November 01, 2006
Authorization in ASP.NETThere are two closely interlinked concepts at the heart of security for distributed applications - authentication and authorization. Authentication is the process of obtaining some sort of credentials from the users and using those credentials to verify the user's identity. Authorization is the process of allowing an authenticated user access to resources. Authentication is always precedes to Authorization; even if your application lets anonymous users connect and use the application, it still authenticates them as being anonymous.
web.config determines the users who will be authorized to or denied from the website. The default value is <alow users="*"/> which allows everyone to access the pages in the application. The value <deny users="?" /> means to deny any anonymous (unauthenticated) user trying to access the website. However, this value can be changed.
E.g., <deny users="john", "smith", "Ahmed" /> means to deny the users: john, smith and Ahmed from accessing this website - it is a black list- or you can say <deny users="*" /> <allow users="john", "smith", "Ahmed" /> which means, deny all users except john, smith, and Ahmed.
This section sets the authorization policies
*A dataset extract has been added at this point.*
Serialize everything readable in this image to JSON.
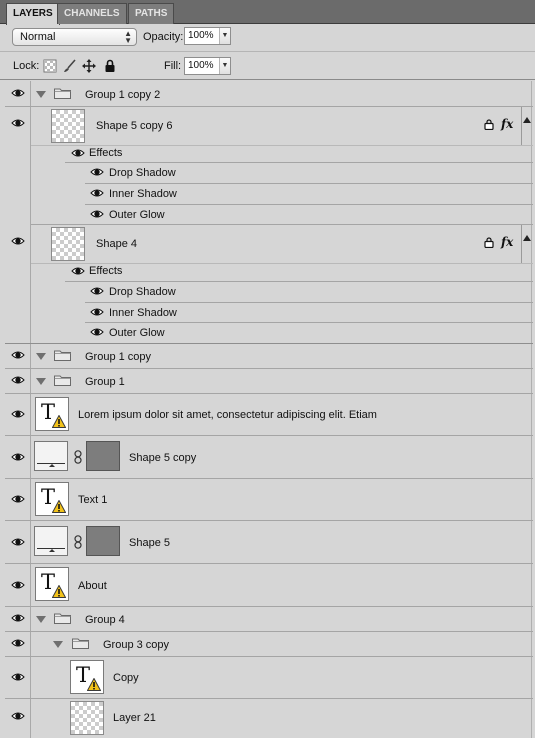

of the application. You can allow or deny access
to application resources by user or role.
Wildcards: "*" mean everyone, "?" means anonymous
<deny users="?" /> <!-- Allow all users -->
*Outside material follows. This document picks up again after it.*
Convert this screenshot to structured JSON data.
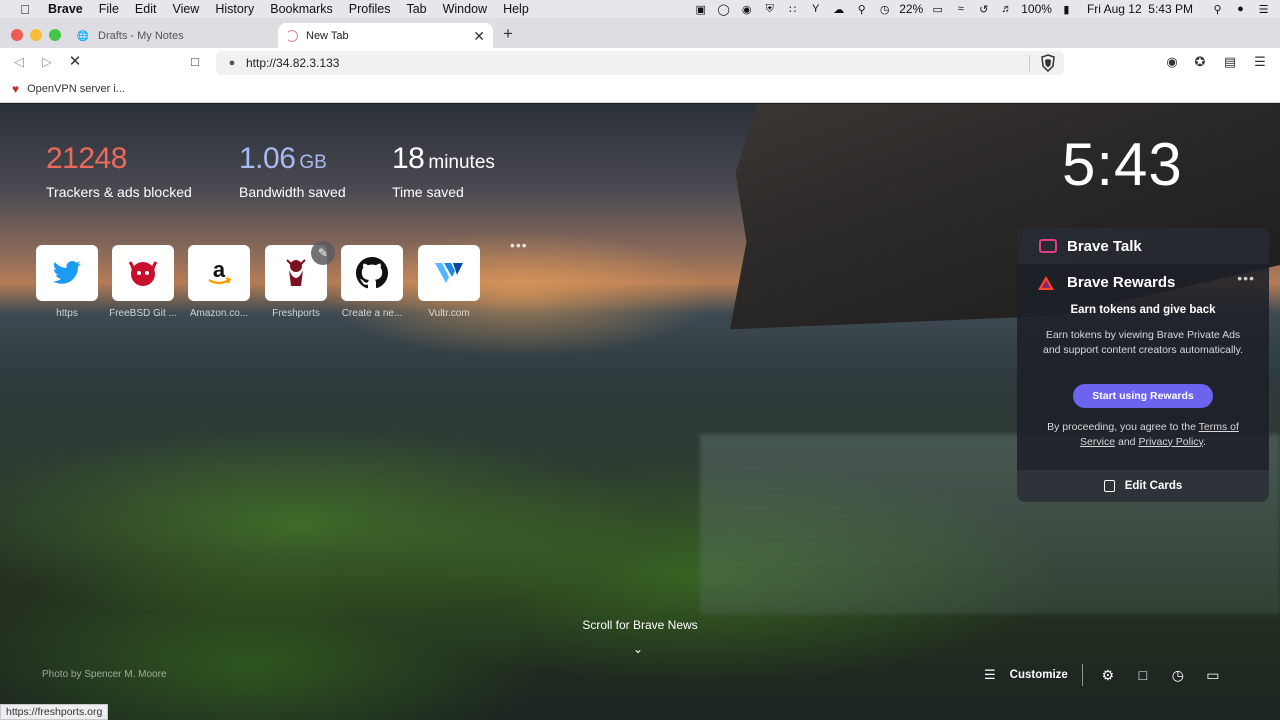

<!-- <allow users="[comma separated list of users]"
roles="[comma separated list of roles]"/>
<deny users="[comma separated list of users]"
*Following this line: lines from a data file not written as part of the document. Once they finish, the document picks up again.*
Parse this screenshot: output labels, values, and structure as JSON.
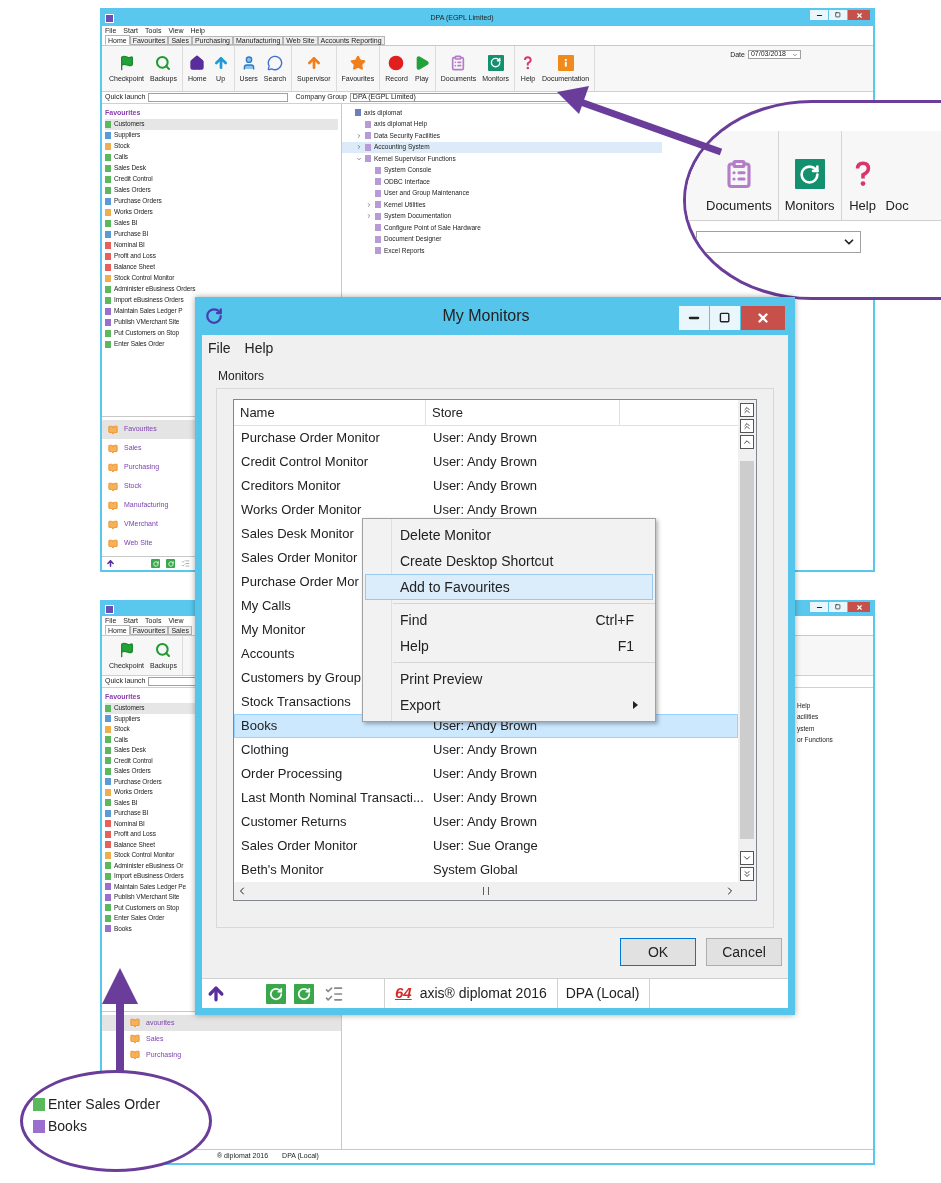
{
  "main_window": {
    "title": "DPA (EGPL Limited)",
    "menu": [
      "File",
      "Start",
      "Tools",
      "View",
      "Help"
    ],
    "tabs": [
      {
        "label": "Home",
        "selected": true
      },
      {
        "label": "Favourites",
        "selected": false
      },
      {
        "label": "Sales",
        "selected": false
      },
      {
        "label": "Purchasing",
        "selected": false
      },
      {
        "label": "Manufacturing",
        "selected": false
      },
      {
        "label": "Web Site",
        "selected": false
      },
      {
        "label": "Accounts Reporting",
        "selected": false
      }
    ],
    "ribbon": [
      [
        "Checkpoint",
        "Backups"
      ],
      [
        "Home",
        "Up"
      ],
      [
        "Users",
        "Search"
      ],
      [
        "Supervisor"
      ],
      [
        "Favourites"
      ],
      [
        "Record",
        "Play"
      ],
      [
        "Documents",
        "Monitors"
      ],
      [
        "Help",
        "Documentation"
      ]
    ],
    "date": {
      "label": "Date",
      "value": "07/03/2018"
    },
    "quick_launch": {
      "label": "Quick launch"
    },
    "company_group": {
      "label": "Company Group",
      "value": "DPA (EGPL Limited)"
    },
    "favourites": {
      "title": "Favourites",
      "items": [
        {
          "label": "Customers",
          "color": "#5cb85c",
          "selected": true
        },
        {
          "label": "Suppliers",
          "color": "#5b9bd5",
          "selected": false
        },
        {
          "label": "Stock",
          "color": "#f0ad4e",
          "selected": false
        },
        {
          "label": "Calls",
          "color": "#5cb85c",
          "selected": false
        },
        {
          "label": "Sales Desk",
          "color": "#5cb85c",
          "selected": false
        },
        {
          "label": "Credit Control",
          "color": "#5cb85c",
          "selected": false
        },
        {
          "label": "Sales Orders",
          "color": "#5cb85c",
          "selected": false
        },
        {
          "label": "Purchase Orders",
          "color": "#5b9bd5",
          "selected": false
        },
        {
          "label": "Works Orders",
          "color": "#f0ad4e",
          "selected": false
        },
        {
          "label": "Sales BI",
          "color": "#5cb85c",
          "selected": false
        },
        {
          "label": "Purchase BI",
          "color": "#5b9bd5",
          "selected": false
        },
        {
          "label": "Nominal BI",
          "color": "#e8605a",
          "selected": false
        },
        {
          "label": "Profit and Loss",
          "color": "#e8605a",
          "selected": false
        },
        {
          "label": "Balance Sheet",
          "color": "#e8605a",
          "selected": false
        },
        {
          "label": "Stock Control Monitor",
          "color": "#f0ad4e",
          "selected": false
        },
        {
          "label": "Administer eBusiness Orders",
          "color": "#5cb85c",
          "selected": false
        },
        {
          "label": "Import eBusiness Orders",
          "color": "#5cb85c",
          "selected": false
        },
        {
          "label": "Maintain Sales Ledger P",
          "color": "#9b6fd0",
          "selected": false
        },
        {
          "label": "Publish VMerchant Site",
          "color": "#9b6fd0",
          "selected": false
        },
        {
          "label": "Put Customers on Stop",
          "color": "#5cb85c",
          "selected": false
        },
        {
          "label": "Enter Sales Order",
          "color": "#5cb85c",
          "selected": false
        }
      ]
    },
    "navigator": [
      {
        "label": "Favourites",
        "selected": true
      },
      {
        "label": "Sales",
        "selected": false
      },
      {
        "label": "Purchasing",
        "selected": false
      },
      {
        "label": "Stock",
        "selected": false
      },
      {
        "label": "Manufacturing",
        "selected": false
      },
      {
        "label": "VMerchant",
        "selected": false
      },
      {
        "label": "Web Site",
        "selected": false
      }
    ],
    "tree": [
      {
        "label": "axis diplomat",
        "selected": false,
        "children": [
          {
            "label": "axis diplomat Help",
            "selected": false
          },
          {
            "label": "Data Security Facilities",
            "selected": false,
            "expanded": false
          },
          {
            "label": "Accounting System",
            "selected": true,
            "expanded": false
          },
          {
            "label": "Kernel Supervisor Functions",
            "selected": false,
            "expanded": true,
            "children": [
              {
                "label": "System Console",
                "selected": false
              },
              {
                "label": "ODBC Interface",
                "selected": false
              },
              {
                "label": "User and Group Maintenance",
                "selected": false
              },
              {
                "label": "Kernel Utilities",
                "selected": false,
                "expanded": false
              },
              {
                "label": "System Documentation",
                "selected": false,
                "expanded": false
              },
              {
                "label": "Configure Point of Sale Hardware",
                "selected": false
              },
              {
                "label": "Document Designer",
                "selected": false
              },
              {
                "label": "Excel Reports",
                "selected": false
              }
            ]
          }
        ]
      }
    ]
  },
  "callout_top": {
    "buttons": [
      "Documents",
      "Monitors",
      "Help",
      "Doc"
    ]
  },
  "second_window": {
    "menu": [
      "File",
      "Start",
      "Tools",
      "View"
    ],
    "tabs": [
      {
        "label": "Home",
        "selected": true
      },
      {
        "label": "Favourites",
        "selected": false
      },
      {
        "label": "Sales",
        "selected": false
      }
    ],
    "ribbon": [
      [
        "Checkpoint",
        "Backups"
      ]
    ],
    "quick_launch": {
      "label": "Quick launch"
    },
    "favourites": {
      "title": "Favourites",
      "items": [
        {
          "label": "Customers",
          "color": "#5cb85c",
          "selected": true
        },
        {
          "label": "Suppliers",
          "color": "#5b9bd5",
          "selected": false
        },
        {
          "label": "Stock",
          "color": "#f0ad4e",
          "selected": false
        },
        {
          "label": "Calls",
          "color": "#5cb85c",
          "selected": false
        },
        {
          "label": "Sales Desk",
          "color": "#5cb85c",
          "selected": false
        },
        {
          "label": "Credit Control",
          "color": "#5cb85c",
          "selected": false
        },
        {
          "label": "Sales Orders",
          "color": "#5cb85c",
          "selected": false
        },
        {
          "label": "Purchase Orders",
          "color": "#5b9bd5",
          "selected": false
        },
        {
          "label": "Works Orders",
          "color": "#f0ad4e",
          "selected": false
        },
        {
          "label": "Sales BI",
          "color": "#5cb85c",
          "selected": false
        },
        {
          "label": "Purchase BI",
          "color": "#5b9bd5",
          "selected": false
        },
        {
          "label": "Nominal BI",
          "color": "#e8605a",
          "selected": false
        },
        {
          "label": "Profit and Loss",
          "color": "#e8605a",
          "selected": false
        },
        {
          "label": "Balance Sheet",
          "color": "#e8605a",
          "selected": false
        },
        {
          "label": "Stock Control Monitor",
          "color": "#f0ad4e",
          "selected": false
        },
        {
          "label": "Administer eBusiness Or",
          "color": "#5cb85c",
          "selected": false
        },
        {
          "label": "Import eBusiness Orders",
          "color": "#5cb85c",
          "selected": false
        },
        {
          "label": "Maintain Sales Ledger Pe",
          "color": "#9b6fd0",
          "selected": false
        },
        {
          "label": "Publish VMerchant Site",
          "color": "#9b6fd0",
          "selected": false
        },
        {
          "label": "Put Customers on Stop",
          "color": "#5cb85c",
          "selected": false
        },
        {
          "label": "Enter Sales Order",
          "color": "#5cb85c",
          "selected": false
        },
        {
          "label": "Books",
          "color": "#9b6fd0",
          "selected": false
        }
      ]
    },
    "navigator": [
      {
        "label": "avourites",
        "selected": true
      },
      {
        "label": "Sales",
        "selected": false
      },
      {
        "label": "Purchasing",
        "selected": false
      }
    ],
    "tree_fragments": [
      "Help",
      "acilities",
      "ystem",
      "or Functions"
    ],
    "status": [
      "® diplomat 2016",
      "DPA (Local)"
    ]
  },
  "dialog": {
    "title": "My Monitors",
    "menu": [
      "File",
      "Help"
    ],
    "group": "Monitors",
    "columns": [
      "Name",
      "Store"
    ],
    "rows": [
      {
        "name": "Purchase Order Monitor",
        "store": "User: Andy Brown",
        "selected": false
      },
      {
        "name": "Credit Control Monitor",
        "store": "User: Andy Brown",
        "selected": false
      },
      {
        "name": "Creditors Monitor",
        "store": "User: Andy Brown",
        "selected": false
      },
      {
        "name": "Works Order Monitor",
        "store": "User: Andy Brown",
        "selected": false
      },
      {
        "name": "Sales Desk Monitor",
        "selected": false
      },
      {
        "name": "Sales Order Monitor",
        "selected": false
      },
      {
        "name": "Purchase Order Mor",
        "selected": false
      },
      {
        "name": "My Calls",
        "selected": false
      },
      {
        "name": "My Monitor",
        "selected": false
      },
      {
        "name": "Accounts",
        "selected": false
      },
      {
        "name": "Customers by Group",
        "selected": false
      },
      {
        "name": "Stock Transactions",
        "selected": false
      },
      {
        "name": "Books",
        "store": "User: Andy Brown",
        "selected": true
      },
      {
        "name": "Clothing",
        "store": "User: Andy Brown",
        "selected": false
      },
      {
        "name": "Order Processing",
        "store": "User: Andy Brown",
        "selected": false
      },
      {
        "name": "Last Month Nominal Transacti...",
        "store": "User: Andy Brown",
        "selected": false
      },
      {
        "name": "Customer Returns",
        "store": "User: Andy Brown",
        "selected": false
      },
      {
        "name": "Sales Order Monitor",
        "store": "User: Sue Orange",
        "selected": false
      },
      {
        "name": "Beth's Monitor",
        "store": "System Global",
        "selected": false
      }
    ],
    "buttons": [
      "OK",
      "Cancel"
    ],
    "status": {
      "logo": "64",
      "product": "axis® diplomat 2016",
      "company": "DPA (Local)"
    }
  },
  "context_menu": [
    {
      "kind": "item",
      "label": "Delete Monitor",
      "selected": false,
      "submenu": false
    },
    {
      "kind": "item",
      "label": "Create Desktop Shortcut",
      "selected": false,
      "submenu": false
    },
    {
      "kind": "item",
      "label": "Add to Favourites",
      "selected": true,
      "submenu": false
    },
    {
      "kind": "separator"
    },
    {
      "kind": "item",
      "label": "Find",
      "shortcut": "Ctrl+F",
      "selected": false,
      "submenu": false
    },
    {
      "kind": "item",
      "label": "Help",
      "shortcut": "F1",
      "selected": false,
      "submenu": false
    },
    {
      "kind": "separator"
    },
    {
      "kind": "item",
      "label": "Print Preview",
      "selected": false,
      "submenu": false
    },
    {
      "kind": "item",
      "label": "Export",
      "selected": false,
      "submenu": true
    }
  ],
  "callout_bottom": {
    "items": [
      {
        "label": "Enter Sales Order",
        "color": "#5cb85c"
      },
      {
        "label": "Books",
        "color": "#9b6fd0"
      }
    ]
  }
}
roles="[comma separated list of roles]"/>
In some business websites, multiple employees would need access to a system in order to do specific tasks. However, each employee would have a specific role, and specific operations to do, according to the nature of his/her job or security level. E.g., an HR manager might not allowed to view the data of the seals department.
ASP.NET provides the concept of roles that gives each role a different view on specific pages.
<allow roles="HR" />
<deny users="*" />
<allow roles="sales" />
<deny users="*" />
location here means the folder name which holds the .aspx for some specific role. As the example shows, <location path="HRpages"> means that all .aspx files under the HRpages folder are protected. <allow roles="HR" /><deny users="*" /> mean deny every one from accessing pages under HRpages except those having the HR role.
After your application has authenticated users, you can proceed to authorize their access to resources. But there is a question to answer first: Just who is the user to whom your are grating access? It turns out that there are different answers to that question, depending on whether you implement impersonation. Impersonation is a technique that allows the ASP.NET process to act as the authenticated user, or as an arbitrary specified user.
ASP.NET impersonation is controlled by entries in the applications web.config file. The default setting is "no impersonation". You can explicitly specify that ASP.NET shouldn't use impersonation by including the following code in the file
With this setting ASP.NET does not perform impersonation. It means that ASP.NET will runs with its own privileges. By default ASP.NET runs as an unprivileged account named ASPNET. You can change this by making a setting in the processModel section of the machine.config file. When you make this setting, it automatically applies to every site on the server. To user a high-privileged system account instead of a low-privileged, set the userName attribute of the processModel element to SYSTEM. Using this setting is a definite security risk, as it elevates the privileges of the ASP.NET process to a point where it can do bad things to the operating system.
When you disable impersonation, all the request will run in the context of the account running ASP.NET: either the ASPNET account or the system account. This is true when you are using anonymous access or authenticating users in some fashion. After the user has been authenticated, ASP.NET uses it own identity to request access to resources.The second possible setting is to turn on impersonation.
<identity impersonate ="true"/>
In this case, ASP.NET takes on the identity IIS passes to it. If you are allowing anonymous access in IIS, this means ASP.NET will impersonate the IUSR_ComputerName account that IIS itself uses. If you aren't allowing anonymous access,ASP.NET will take on the credentials of the authenticated user and make requests for resources as if it were that user. Thus by turning impersonation on and using a non-anonymous method of authentication in IIS, you can let users log on and use their identities within your ASP.NET application.
Finally, you can specify a particular identity to use for all authenticated requests
<identity impersonate="true" username="DOMAIN\username" password= "password"/>
With this setting, all the requests are made as the specified user (Assuming the password it correct in the configuration file). So, for example you could designate a user for a single application, and use that user's identity every time someone authenticates to the application. The drawback to this technique is that you must embed the user's password in the web.config file in plain text. Although ASP.NET won't allow anyone to download this file, this is still a security risk if anyone can get the file by other means.
Now that you know what the choices are for ASP.NET authentication, here are some points that tell which to choose.
If there is nothing sensitive about the application, stick with no authentication in ASP.NET and anonymous authentication in IIS. That lets anyone who can reach the host computer use the application.
If you have to authenticate users, there are several choices. If all users have accounts on your network, use Windows authentication in ASP.net with one of the strong IIS authentication settings. If users don't have network accounts, own custom authentication scheme is preferred, means forms authorization.
If different users must have different privileges, impersonation in ASP.net configuration files needs to be turn on.